“No-one was expecting me to do anything in that floor final, it was just amazing to see a British gymnast in it and then suddenly I found myself as a world champion on that piece.”
The five little girls sat up straight when they realised it was their turn to take to the floor and ask Beth their prepared questions.
“What’s your favourite sport except from gymnastics, Beth?” “What’s your favourite country where you performed in, Beth?” “What’s your favourite piece, Beth?”
Then a different question somersaulted out of nowhere…
“How did you fight your fears, Beth?”
The little girls sat still, bottles safely empty. Somewhere in the room a Malteser dropped onto the floor.
“You just have to trust your coach to get you through the tricky tumbles and turns with lots of practice,” mumbled Beth calmly, although she clearly hadn’t expected such a question.

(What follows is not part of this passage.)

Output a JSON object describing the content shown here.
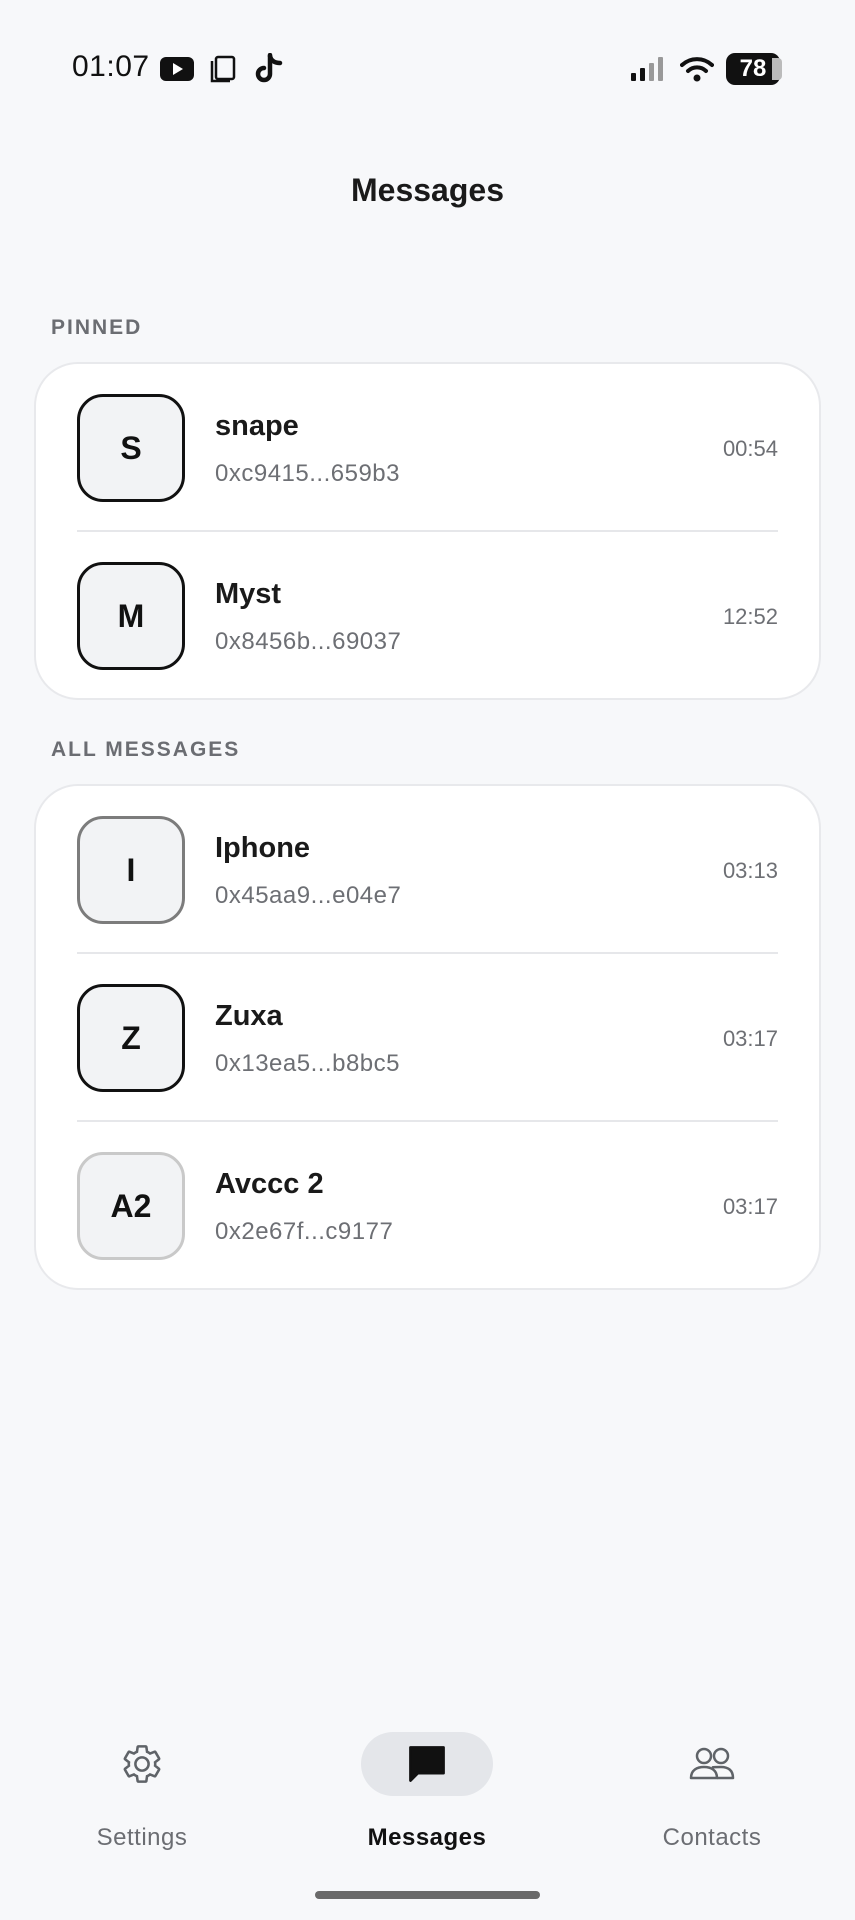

By the time they’d have to face any fears, with any luck these little girls will still be competing, Tweddle might have thought. But with boobs, bums and tums.
Of course, the wide-eyed miniature athletes were far too young to spare any thought about how they would mentally adapt to their ever-developing musculature besides their non-gymnast friends as they grow and develop into young women.
If any of these little gems were to make it like Tweddle, would a day come when they would have to face their own bodily fears, or start doubting the way they looked as athletes?
How would they mentally focus under the occasional unforgiving media glare which so often scores perfect 10s when it comes to criticizing the sporty feminine, which it has liberally done so with the likes of Serena Williams, Jessica Ennis-Hill and Rebecca Adlington?
Tweddle herself has opened up about her body insecurities during her career.
Who would have thought that an elite gymnast, who always looked so dazzling and magnificent in her sparkling leotard, would have been paranoid about wearing so much as a swimming costume outside of the gym?
The pragmatic answer, according to Tweddle, is because bums hang out of swimming cozzies, while a leotard keeps everything tightly tucked in.
But even in such circumstances, Tweddle again commended her inspirational coach, Amanda Riddin, who would often iron out the odd niggling self-conscious doubt.
“I remember when I was young because I had grown quicker than my gymnast friends – they didn’t have boobs, they didn’t have bums so I felt quite self-conscious.
“But then Amanda was like, ‘well look at your friends away from gymnast school, away from gym’ – and they’d all developed.
“I had two sets of friends, in one set of friends I was dead shy and in the other set of friends I was actually under developed compared to them, so Amanda taught me to be proud of my body.”
The captivated children continued to gaze at their gymnast hero, who is now a coaching icon in her own right, aiming to inspire the next generation in an effort to sustain her legacy as an Olympic star.
Each week she teaches gymnastics to around 5,000 children, as part of the Beth Tweddle Academy.
“I was just a seven-year-old girl who loved gymnastics, I didn’t have a huge aspiration, yet look what I’ve been able to achieve.
“So many role models are out there, but they aren’t necessarily accessible. I’ve been in seven schools today and in one school a little girl walked in and she didn’t know I was going to be there and just started crying.
“To have that impact on one child and to know that I’ve maybe helped them achieve what they want to achieve is just so rewarding.”
So follow your dreams, kids, and in a few years from now you could be sipping something much sweeter than just a J20.
It’s called success, and don’t forget the time Beth Tweddle told you all about it.